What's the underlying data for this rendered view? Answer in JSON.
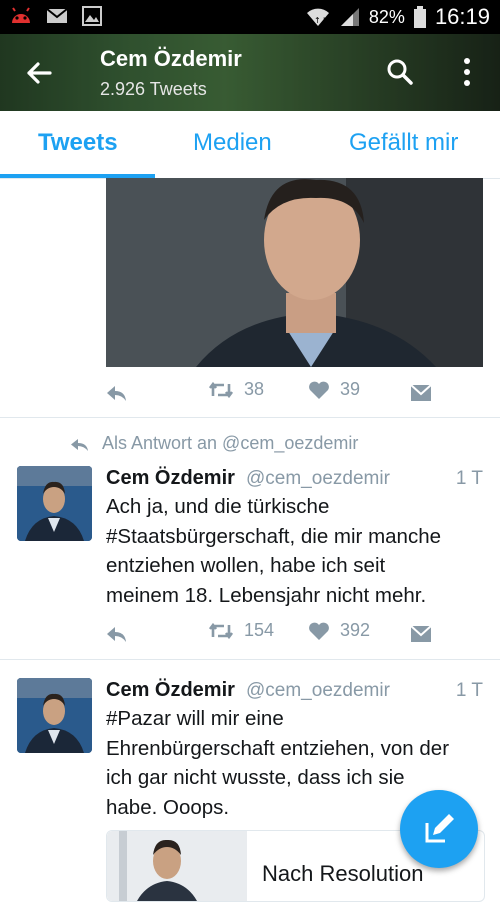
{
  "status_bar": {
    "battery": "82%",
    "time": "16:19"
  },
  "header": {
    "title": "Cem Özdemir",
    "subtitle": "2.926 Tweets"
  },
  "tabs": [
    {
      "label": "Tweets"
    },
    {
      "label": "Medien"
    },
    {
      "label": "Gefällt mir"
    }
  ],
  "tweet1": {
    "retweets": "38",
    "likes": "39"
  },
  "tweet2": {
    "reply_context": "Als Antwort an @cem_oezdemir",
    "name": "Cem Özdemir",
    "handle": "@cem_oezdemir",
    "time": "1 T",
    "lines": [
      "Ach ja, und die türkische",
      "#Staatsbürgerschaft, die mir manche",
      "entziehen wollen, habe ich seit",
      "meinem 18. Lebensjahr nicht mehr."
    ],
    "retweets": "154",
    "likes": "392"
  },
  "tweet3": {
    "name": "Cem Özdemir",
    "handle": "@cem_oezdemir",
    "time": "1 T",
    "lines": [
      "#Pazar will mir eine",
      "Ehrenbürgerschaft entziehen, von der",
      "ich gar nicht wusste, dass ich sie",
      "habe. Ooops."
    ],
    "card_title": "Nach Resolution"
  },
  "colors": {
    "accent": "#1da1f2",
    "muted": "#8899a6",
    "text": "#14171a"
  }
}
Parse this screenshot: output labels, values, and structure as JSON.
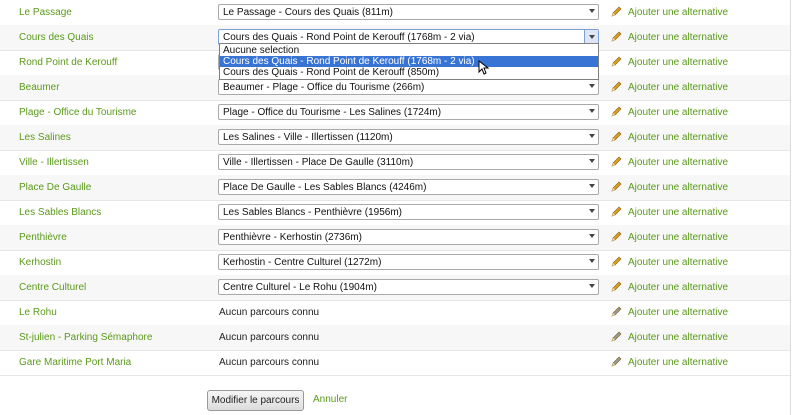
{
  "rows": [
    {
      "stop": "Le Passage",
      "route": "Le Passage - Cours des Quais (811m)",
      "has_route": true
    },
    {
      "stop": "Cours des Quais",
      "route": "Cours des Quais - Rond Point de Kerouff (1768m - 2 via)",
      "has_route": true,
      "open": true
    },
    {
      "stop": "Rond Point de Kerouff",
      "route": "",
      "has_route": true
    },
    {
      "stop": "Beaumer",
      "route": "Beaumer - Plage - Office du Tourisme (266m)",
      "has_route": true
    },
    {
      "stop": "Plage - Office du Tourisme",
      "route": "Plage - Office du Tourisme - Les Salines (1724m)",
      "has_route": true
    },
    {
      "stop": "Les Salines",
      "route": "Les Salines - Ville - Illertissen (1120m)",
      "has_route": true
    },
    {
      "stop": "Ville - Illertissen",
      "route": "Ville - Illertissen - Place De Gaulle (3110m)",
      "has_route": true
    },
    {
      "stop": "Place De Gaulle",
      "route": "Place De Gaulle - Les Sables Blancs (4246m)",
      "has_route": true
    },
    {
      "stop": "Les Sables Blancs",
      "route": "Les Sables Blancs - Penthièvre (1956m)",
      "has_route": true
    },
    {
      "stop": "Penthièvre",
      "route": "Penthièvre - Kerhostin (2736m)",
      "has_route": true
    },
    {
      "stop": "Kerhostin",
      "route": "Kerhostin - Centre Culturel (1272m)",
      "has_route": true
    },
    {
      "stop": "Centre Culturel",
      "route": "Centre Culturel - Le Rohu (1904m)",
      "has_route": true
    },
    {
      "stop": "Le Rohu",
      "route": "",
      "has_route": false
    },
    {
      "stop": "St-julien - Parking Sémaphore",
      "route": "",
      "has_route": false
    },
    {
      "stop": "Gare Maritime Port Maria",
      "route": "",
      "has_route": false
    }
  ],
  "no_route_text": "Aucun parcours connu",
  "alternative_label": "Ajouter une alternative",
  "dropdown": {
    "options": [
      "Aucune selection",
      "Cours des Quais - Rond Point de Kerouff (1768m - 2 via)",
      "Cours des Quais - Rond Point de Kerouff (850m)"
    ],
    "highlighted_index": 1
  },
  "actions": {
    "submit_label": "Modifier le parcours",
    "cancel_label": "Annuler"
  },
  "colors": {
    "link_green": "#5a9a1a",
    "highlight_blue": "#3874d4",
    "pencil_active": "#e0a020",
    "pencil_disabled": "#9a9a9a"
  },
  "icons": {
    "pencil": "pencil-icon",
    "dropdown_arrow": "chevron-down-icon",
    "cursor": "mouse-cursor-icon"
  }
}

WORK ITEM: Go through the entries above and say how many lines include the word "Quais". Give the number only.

RESPONSE AREA: 5